Requirement:
Select every line below containing the word "text".

Dataset rows describing interfaces:

--

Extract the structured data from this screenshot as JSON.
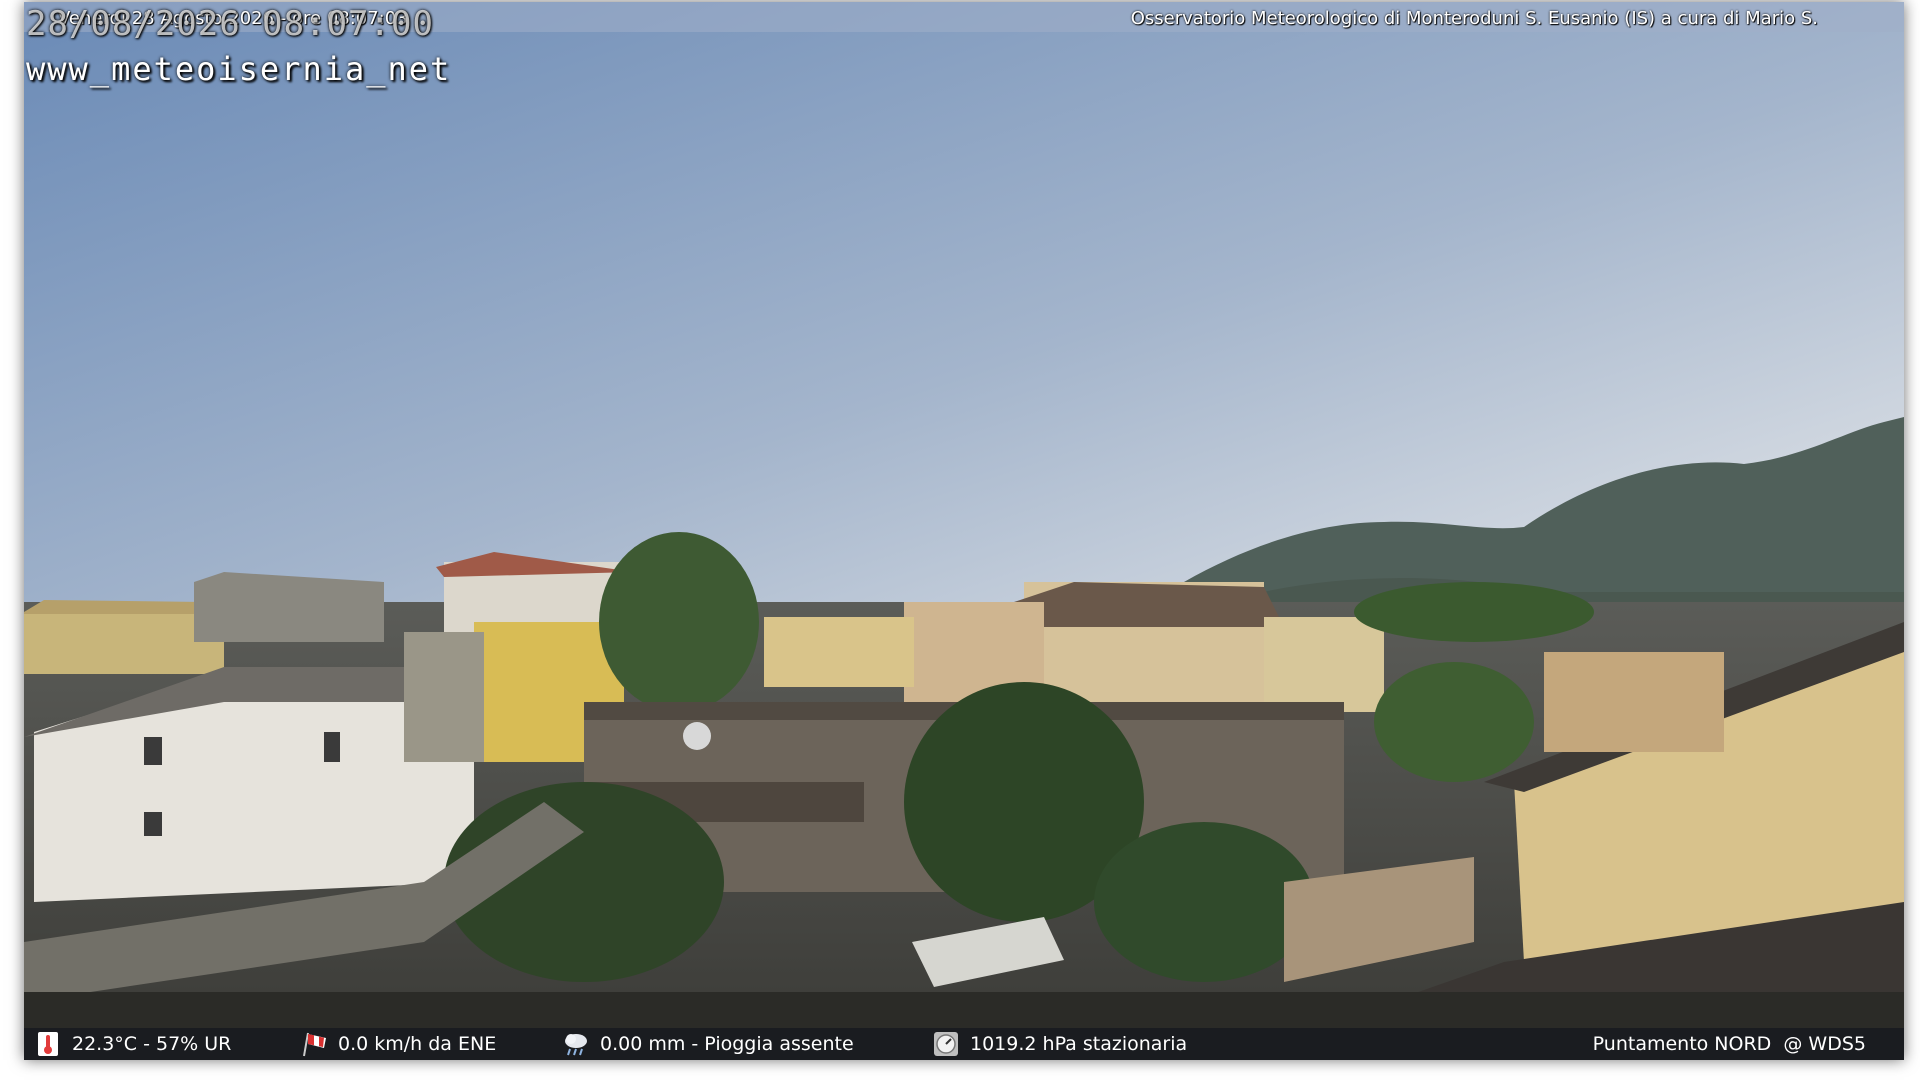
{
  "overlay": {
    "camera_timestamp": "28/08/2026 08:07:00",
    "site_watermark": "www_meteoisernia_net",
    "top_date_line": "Venerdì 28 Agosto 2026 - ore 08:07:03",
    "observatory": "Osservatorio Meteorologico di Monteroduni S. Eusanio (IS) a cura di Mario S."
  },
  "weather_bar": {
    "temperature_humidity": {
      "icon": "thermometer-icon",
      "text": "22.3°C - 57% UR",
      "accent": "#e23b3b"
    },
    "wind": {
      "icon": "windsock-icon",
      "text": "0.0 km/h da ENE",
      "accent": "#d93030"
    },
    "rain": {
      "icon": "rain-cloud-icon",
      "text": "0.00 mm - Pioggia assente"
    },
    "pressure": {
      "icon": "barometer-icon",
      "text": "1019.2 hPa stazionaria"
    },
    "pointing": {
      "text": "Puntamento NORD  @ WDS5"
    }
  },
  "colors": {
    "sky_top": "#6c8db8",
    "sky_horizon": "#cdd6e2",
    "mountain": "#4d5a55",
    "bar_bg": "#14161e"
  }
}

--

Result for this exercise:
      "text": "22.3°C - 57% UR",
      "text": "0.0 km/h da ENE",
      "text": "0.00 mm - Pioggia assente"
      "text": "1019.2 hPa stazionaria"
      "text": "Puntamento NORD  @ WDS5"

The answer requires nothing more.